Break Content Into Bite-Sized Chunks
The information on Pop Up Video appears in small, easy-to-digest chunks. Content should be formatted in the same bite-sized snippets for the Web. Readers like content that is broken into smaller sentences, paragraphs or bullet points. Consider how you can expand this thought process to other mediums, especially social media.
Peter Shankman, founder of Help a Reporter made a good point in this video on how to grow a Twitter following. He said that the best way to grow your following is to engage your audience by sharing interesting information. If you don’t know what to Tweet about, break up a blog post into multiple Twitter posts.
Treat Content Like a Visual Medium
In his recent blog titled, “The Atomic Method of Creating a PowerPoint Presentation,” Seth Godin explained that you need to weed out points by taking your presentation and giving each sentence a slide. This allows you to see where you are using too many words or being redundant.
Godin writes, “Once you have 50 slides…Remove slides and sentences that add no value or don’t move you forward.”
We should treat all of our content in this way. If it’s not worth saying, why would our audience want to read, view or share it?
Creating Your Pop Up File
The most important tool in a content producer’s box is a file full of ideas. Here are a few tips for creating your pop up file:
- Save or star interesting content. Use an RSS feed aggregator like Google Reader to grab news, blogs and video inspiration and star or save anything that sparks an idea.
- Use Google Alerts. You can also put these in Reader or earmark a folder in your email manager for them. Use your top 10 keywords to create alerts.
- Use Twitter searches. Use a Twitter management tool such as Hootsuite or TweetDeck to set up keyword searches. Topsy.com also allows you to search by hashtag or keyword and delivers results based on type of content.
- Sign up for industry newsletters. Yes, you’ll get lots of email, but you can use filters and folders to organize them. Scan the headlines once a day for content ideas.
- Be aware of the calendar. The Chase’s Calendar of Events is a nice resource because it catalogs just about every holiday, observance and famous birthday by month, week and day. To save on cost, you can get the previous year’s version on Amazon for about half price and verify dates with a Google search.
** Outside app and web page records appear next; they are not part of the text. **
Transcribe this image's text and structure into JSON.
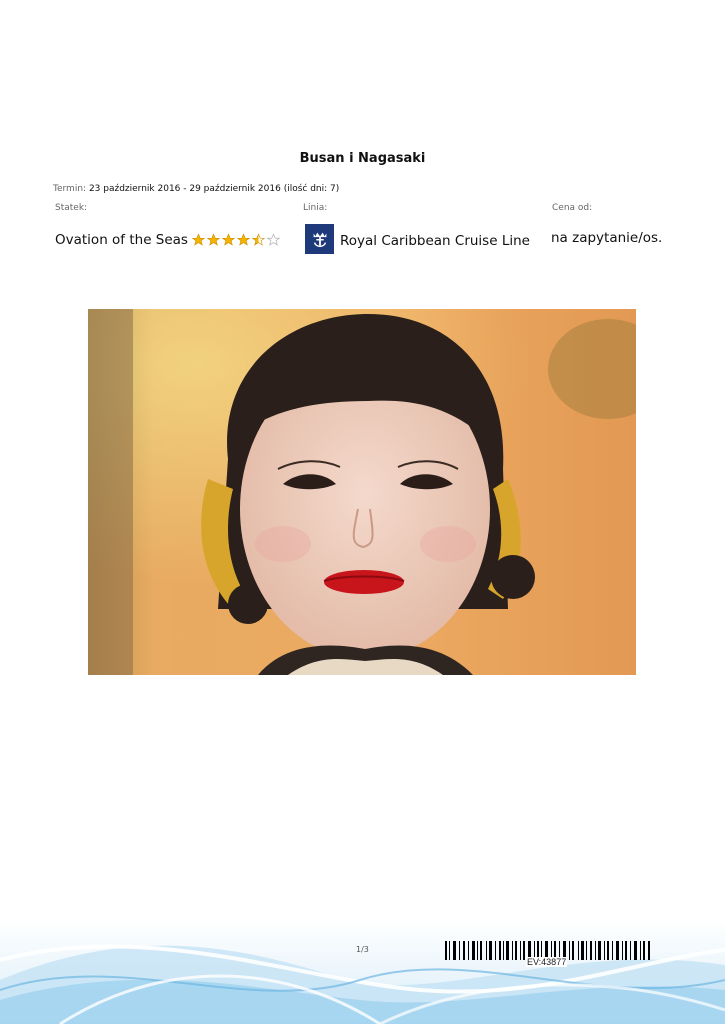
{
  "document": {
    "title": "Busan i Nagasaki",
    "termin_label": "Termin:",
    "termin_value": "23 październik 2016 - 29 październik 2016 (ilość dni: 7)"
  },
  "columns": {
    "ship_label": "Statek:",
    "line_label": "Linia:",
    "price_label": "Cena od:"
  },
  "ship": {
    "name": "Ovation of the Seas",
    "rating": 4.5,
    "rating_max": 5
  },
  "cruise_line": {
    "name": "Royal Caribbean Cruise Line",
    "logo_icon": "crown-anchor-icon",
    "logo_color": "#1f3a7a"
  },
  "price": {
    "value": "na zapytanie/os."
  },
  "footer": {
    "page": "1/3",
    "barcode_text": "EV:43877"
  },
  "colors": {
    "star_gold": "#f5b400",
    "wave_blue": "#7fc4e8"
  }
}
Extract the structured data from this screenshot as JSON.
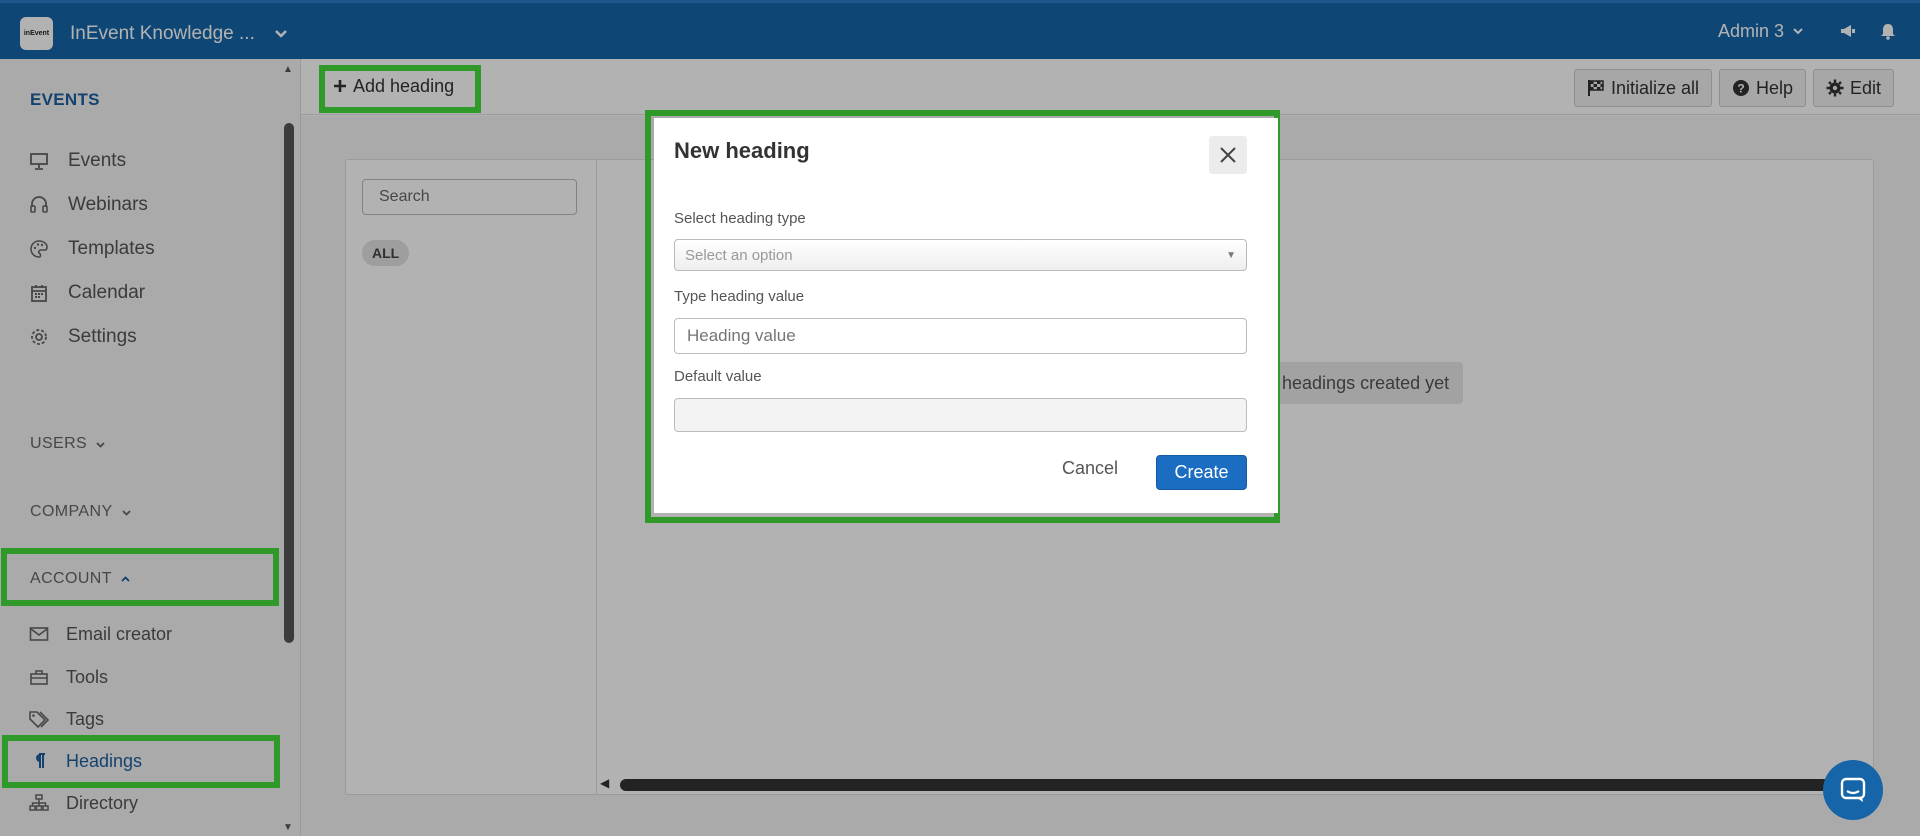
{
  "topbar": {
    "brand_logo_text": "inEvent",
    "app_name": "InEvent Knowledge ...",
    "user_name": "Admin 3",
    "colors": {
      "bar": "#1565a8",
      "highlight": "#2f9a2a",
      "primary_button": "#1b6dc1"
    }
  },
  "sidebar": {
    "events_title": "EVENTS",
    "events_items": [
      {
        "label": "Events",
        "icon": "presentation-board-icon"
      },
      {
        "label": "Webinars",
        "icon": "headset-icon"
      },
      {
        "label": "Templates",
        "icon": "palette-icon"
      },
      {
        "label": "Calendar",
        "icon": "calendar-icon"
      },
      {
        "label": "Settings",
        "icon": "gear-icon"
      }
    ],
    "users_label": "USERS",
    "company_label": "COMPANY",
    "account_label": "ACCOUNT",
    "account_items": [
      {
        "label": "Email creator",
        "icon": "envelope-icon"
      },
      {
        "label": "Tools",
        "icon": "toolbox-icon"
      },
      {
        "label": "Tags",
        "icon": "tags-icon"
      },
      {
        "label": "Headings",
        "icon": "paragraph-icon"
      },
      {
        "label": "Directory",
        "icon": "sitemap-icon"
      }
    ]
  },
  "toolbar": {
    "add_heading": "Add heading",
    "initialize_all": "Initialize all",
    "help": "Help",
    "edit": "Edit"
  },
  "content": {
    "search_placeholder": "Search",
    "filter_all": "ALL",
    "empty_message": "No headings created yet"
  },
  "modal": {
    "title": "New heading",
    "select_label": "Select heading type",
    "select_placeholder": "Select an option",
    "value_label": "Type heading value",
    "value_placeholder": "Heading value",
    "default_label": "Default value",
    "default_value": "",
    "cancel": "Cancel",
    "create": "Create"
  }
}
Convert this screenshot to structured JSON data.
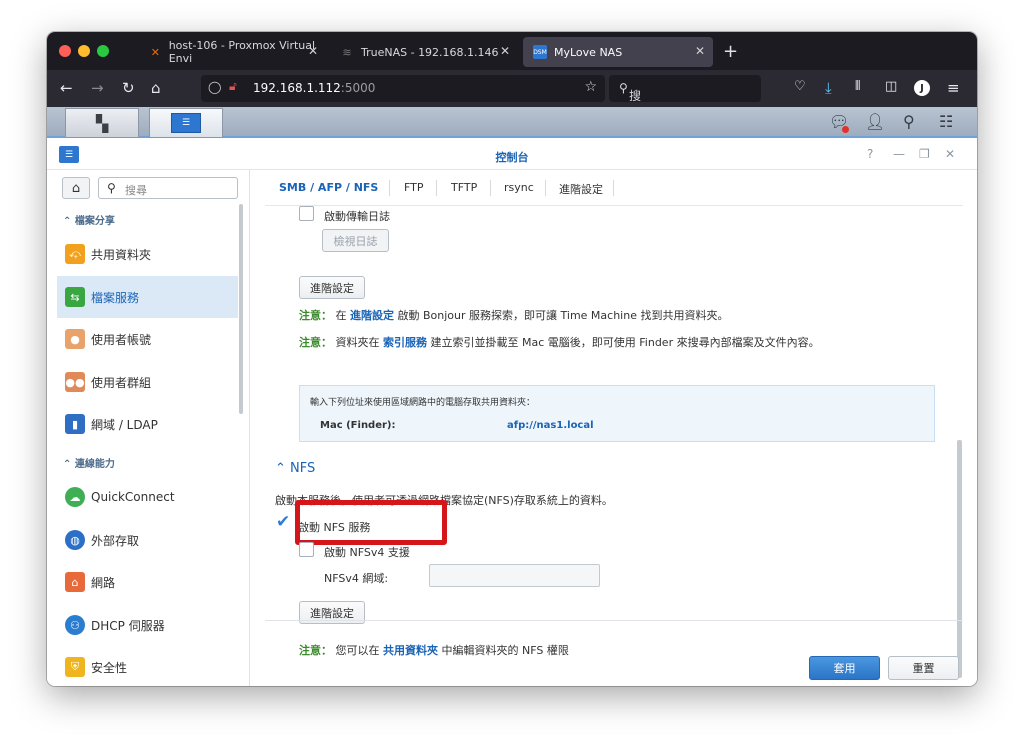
{
  "browser": {
    "tabs": [
      {
        "title": "host-106 - Proxmox Virtual Envi",
        "icon": "proxmox-icon"
      },
      {
        "title": "TrueNAS - 192.168.1.146",
        "icon": "truenas-icon"
      },
      {
        "title": "MyLove NAS",
        "icon": "dsm-icon",
        "icon_text": "DSM"
      }
    ],
    "url_host": "192.168.1.112",
    "url_port": ":5000",
    "search_placeholder": "搜尋",
    "profile_letter": "J"
  },
  "control_panel": {
    "title": "控制台",
    "help": "?"
  },
  "sidebar": {
    "search_placeholder": "搜尋",
    "sections": [
      {
        "label": "檔案分享"
      },
      {
        "label": "連線能力"
      }
    ],
    "items": [
      {
        "label": "共用資料夾",
        "icon": "shared-folder-icon"
      },
      {
        "label": "檔案服務",
        "icon": "file-services-icon"
      },
      {
        "label": "使用者帳號",
        "icon": "user-icon"
      },
      {
        "label": "使用者群組",
        "icon": "group-icon"
      },
      {
        "label": "網域 / LDAP",
        "icon": "domain-ldap-icon"
      },
      {
        "label": "QuickConnect",
        "icon": "quickconnect-icon"
      },
      {
        "label": "外部存取",
        "icon": "external-access-icon"
      },
      {
        "label": "網路",
        "icon": "network-icon"
      },
      {
        "label": "DHCP 伺服器",
        "icon": "dhcp-server-icon"
      },
      {
        "label": "安全性",
        "icon": "security-icon"
      }
    ]
  },
  "main": {
    "tabs": [
      "SMB / AFP / NFS",
      "FTP",
      "TFTP",
      "rsync",
      "進階設定"
    ],
    "afp": {
      "enable_transfer_log": "啟動傳輸日誌",
      "view_log_button": "檢視日誌",
      "advanced_button": "進階設定",
      "note1": {
        "prefix": "注意：",
        "pre": "在",
        "link": "進階設定",
        "post": "啟動 Bonjour 服務探索，即可讓 Time Machine 找到共用資料夾。"
      },
      "note2": {
        "prefix": "注意：",
        "pre": "資料夾在",
        "link": "索引服務",
        "post": "建立索引並掛載至 Mac 電腦後，即可使用 Finder 來搜尋內部檔案及文件內容。"
      },
      "info_text": "輸入下列位址來使用區域網路中的電腦存取共用資料夾：",
      "mac_label": "Mac (Finder):",
      "mac_address": "afp://nas1.local"
    },
    "nfs": {
      "header": "NFS",
      "description": "啟動本服務後，使用者可透過網路檔案協定(NFS)存取系統上的資料。",
      "enable_nfs": "啟動 NFS 服務",
      "enable_nfs_checked": true,
      "enable_nfsv4": "啟動 NFSv4 支援",
      "enable_nfsv4_checked": false,
      "nfsv4_domain_label": "NFSv4 網域:",
      "nfsv4_domain_value": "",
      "advanced_button": "進階設定",
      "note": {
        "prefix": "注意：",
        "pre": "您可以在",
        "link": "共用資料夾",
        "post": "中編輯資料夾的 NFS 權限"
      }
    },
    "footer": {
      "apply": "套用",
      "reset": "重置"
    }
  },
  "colors": {
    "accent": "#1b63b5",
    "note_green": "#3d8a2e",
    "highlight_red": "#d4161b",
    "apply_blue": "#2a75c6"
  }
}
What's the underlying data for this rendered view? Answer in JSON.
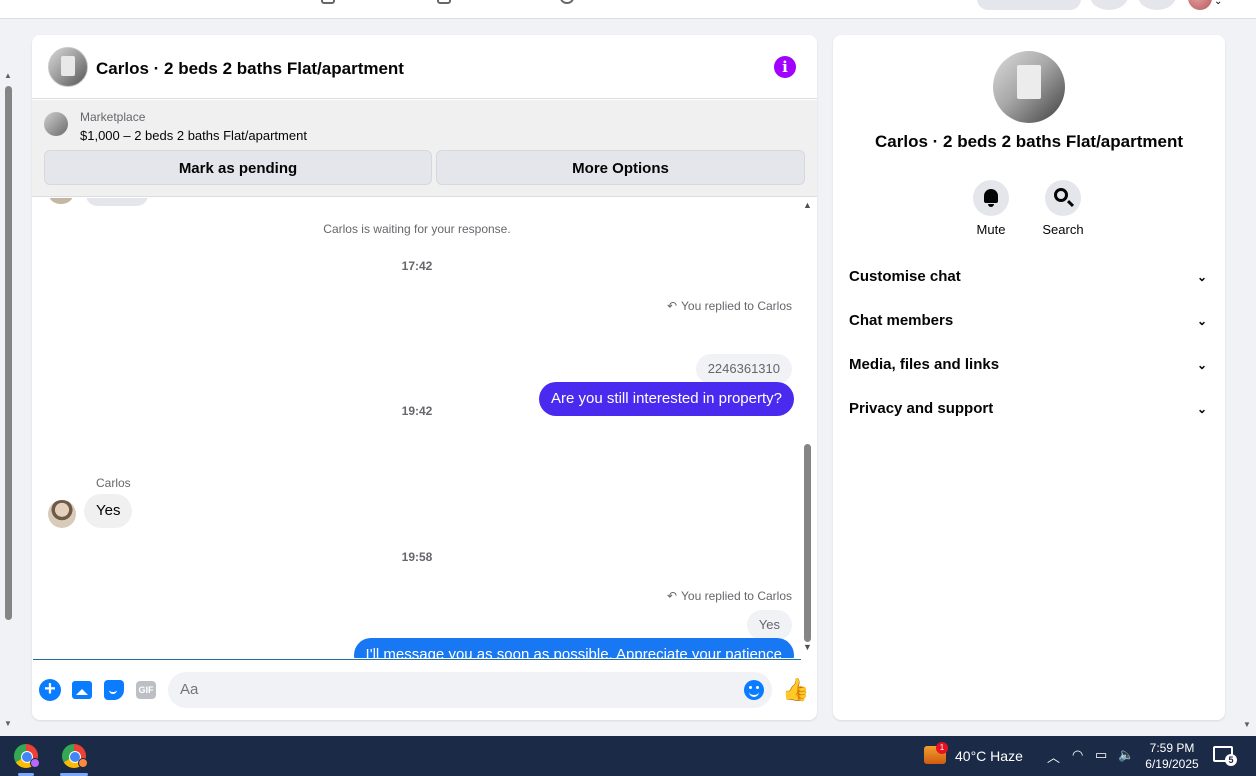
{
  "chat": {
    "title": "Carlos · 2 beds 2 baths Flat/apartment",
    "marketplace": {
      "label": "Marketplace",
      "listing": "$1,000 – 2 beds 2 baths Flat/apartment",
      "pending_button": "Mark as pending",
      "more_button": "More Options"
    },
    "messages": {
      "waiting_note": "Carlos is waiting for your response.",
      "time_1": "17:42",
      "reply_note_1": "You replied to Carlos",
      "quote_1": "2246361310",
      "out_1": "Are you still interested in property?",
      "time_2": "19:42",
      "sender_1": "Carlos",
      "in_1": "Yes",
      "time_3": "19:58",
      "reply_note_2": "You replied to Carlos",
      "quote_2": "Yes",
      "out_2": "I'll message you as soon as possible. Appreciate your patience"
    },
    "composer": {
      "placeholder": "Aa",
      "gif_label": "GIF"
    }
  },
  "info_panel": {
    "name": "Carlos · 2 beds 2 baths Flat/apartment",
    "actions": {
      "mute": "Mute",
      "search": "Search"
    },
    "sections": [
      "Customise chat",
      "Chat members",
      "Media, files and links",
      "Privacy and support"
    ]
  },
  "taskbar": {
    "weather_badge": "1",
    "weather": "40°C  Haze",
    "time": "7:59 PM",
    "date": "6/19/2025",
    "notification_count": "5"
  },
  "colors": {
    "outgoing_bubble": "#1877f2",
    "outgoing_bubble_alt": "#4b2af0",
    "info_icon": "#a100ff",
    "composer_icons": "#0a7cff"
  }
}
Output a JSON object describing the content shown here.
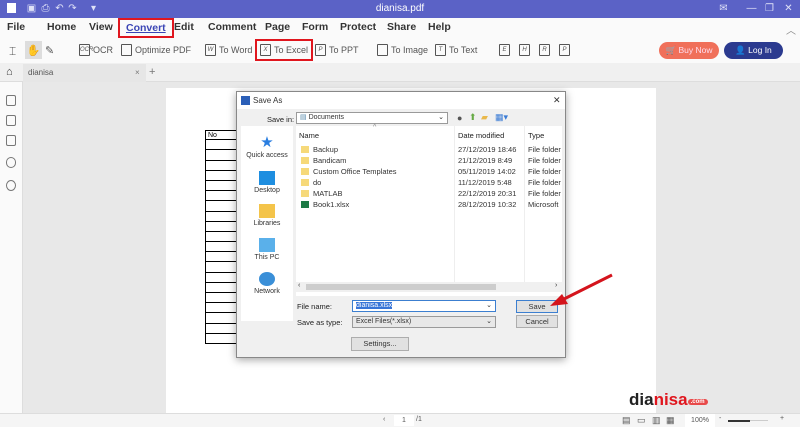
{
  "window": {
    "title": "dianisa.pdf"
  },
  "menu": [
    "File",
    "Home",
    "View",
    "Convert",
    "Edit",
    "Comment",
    "Page",
    "Form",
    "Protect",
    "Share",
    "Help"
  ],
  "toolbar": {
    "ocr": "OCR",
    "optimize": "Optimize PDF",
    "to_word": "To Word",
    "to_excel": "To Excel",
    "to_ppt": "To PPT",
    "to_image": "To Image",
    "to_text": "To Text",
    "extra": [
      "E",
      "H",
      "R",
      "P"
    ],
    "buy_now": "Buy Now",
    "log_in": "Log In"
  },
  "tabs": [
    {
      "label": "dianisa"
    }
  ],
  "document": {
    "table_header": "No"
  },
  "dialog": {
    "title": "Save As",
    "save_in_label": "Save in:",
    "save_in_value": "Documents",
    "places": [
      "Quick access",
      "Desktop",
      "Libraries",
      "This PC",
      "Network"
    ],
    "columns": [
      "Name",
      "Date modified",
      "Type"
    ],
    "files": [
      {
        "name": "Backup",
        "date": "27/12/2019 18:46",
        "type": "File folder",
        "kind": "folder"
      },
      {
        "name": "Bandicam",
        "date": "21/12/2019 8:49",
        "type": "File folder",
        "kind": "folder"
      },
      {
        "name": "Custom Office Templates",
        "date": "05/11/2019 14:02",
        "type": "File folder",
        "kind": "folder"
      },
      {
        "name": "do",
        "date": "11/12/2019 5:48",
        "type": "File folder",
        "kind": "folder"
      },
      {
        "name": "MATLAB",
        "date": "22/12/2019 20:31",
        "type": "File folder",
        "kind": "folder"
      },
      {
        "name": "Book1.xlsx",
        "date": "28/12/2019 10:32",
        "type": "Microsoft",
        "kind": "excel"
      }
    ],
    "file_name_label": "File name:",
    "file_name_value": "dianisa.xlsx",
    "save_type_label": "Save as type:",
    "save_type_value": "Excel Files(*.xlsx)",
    "save": "Save",
    "cancel": "Cancel",
    "settings": "Settings..."
  },
  "status": {
    "page": "1",
    "total": "/1",
    "zoom": "100%"
  },
  "watermark": "dianisa.com",
  "colors": {
    "titlebar": "#5b62c6",
    "buy_now": "#f0705a",
    "log_in": "#2b3a8f",
    "highlight": "#e0161e"
  }
}
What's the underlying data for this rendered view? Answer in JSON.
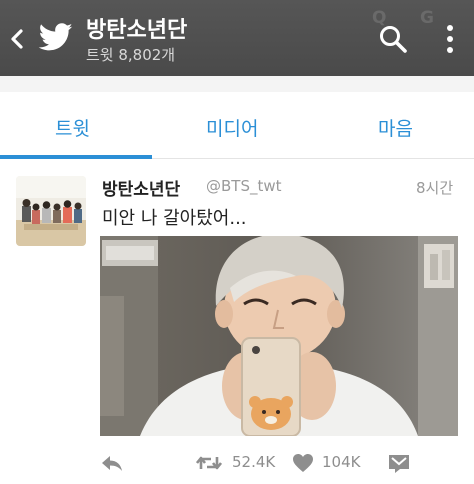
{
  "header": {
    "title": "방탄소년단",
    "subtitle": "트윗 8,802개",
    "faded_glyph_1": "Q",
    "faded_glyph_2": "G",
    "icons": [
      "back-icon",
      "twitter-bird-icon",
      "search-icon",
      "more-icon"
    ]
  },
  "tabs": [
    {
      "label": "트윗",
      "selected": true
    },
    {
      "label": "미디어",
      "selected": false
    },
    {
      "label": "마음",
      "selected": false
    }
  ],
  "tweet": {
    "author_name": "방탄소년단",
    "author_handle": "@BTS_twt",
    "time": "8시간",
    "text": "미안 나 갈아탔어...",
    "actions": {
      "retweet_count": "52.4K",
      "like_count": "104K"
    }
  },
  "colors": {
    "header_bg": "#4e4e4e",
    "accent": "#2b8fd6",
    "muted_text": "#9a9a9a"
  }
}
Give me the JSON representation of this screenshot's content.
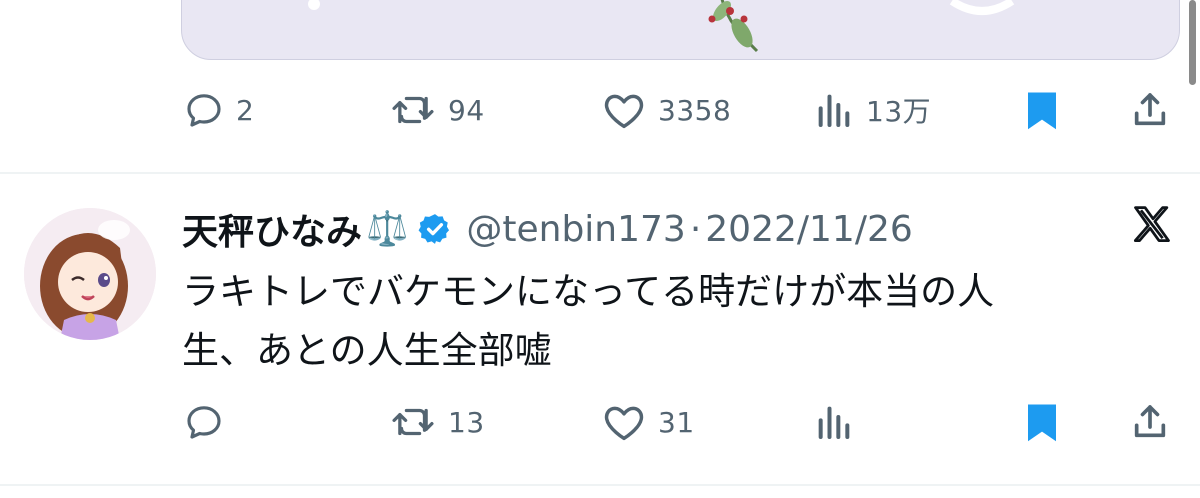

You can also access daily observances for free on their website.
Addictive content takes thought, creativity and the right packaging. Watch an episode or two of Pop Up Video for a little inspiration. You can practice by creating your own pop up video at the show’s site.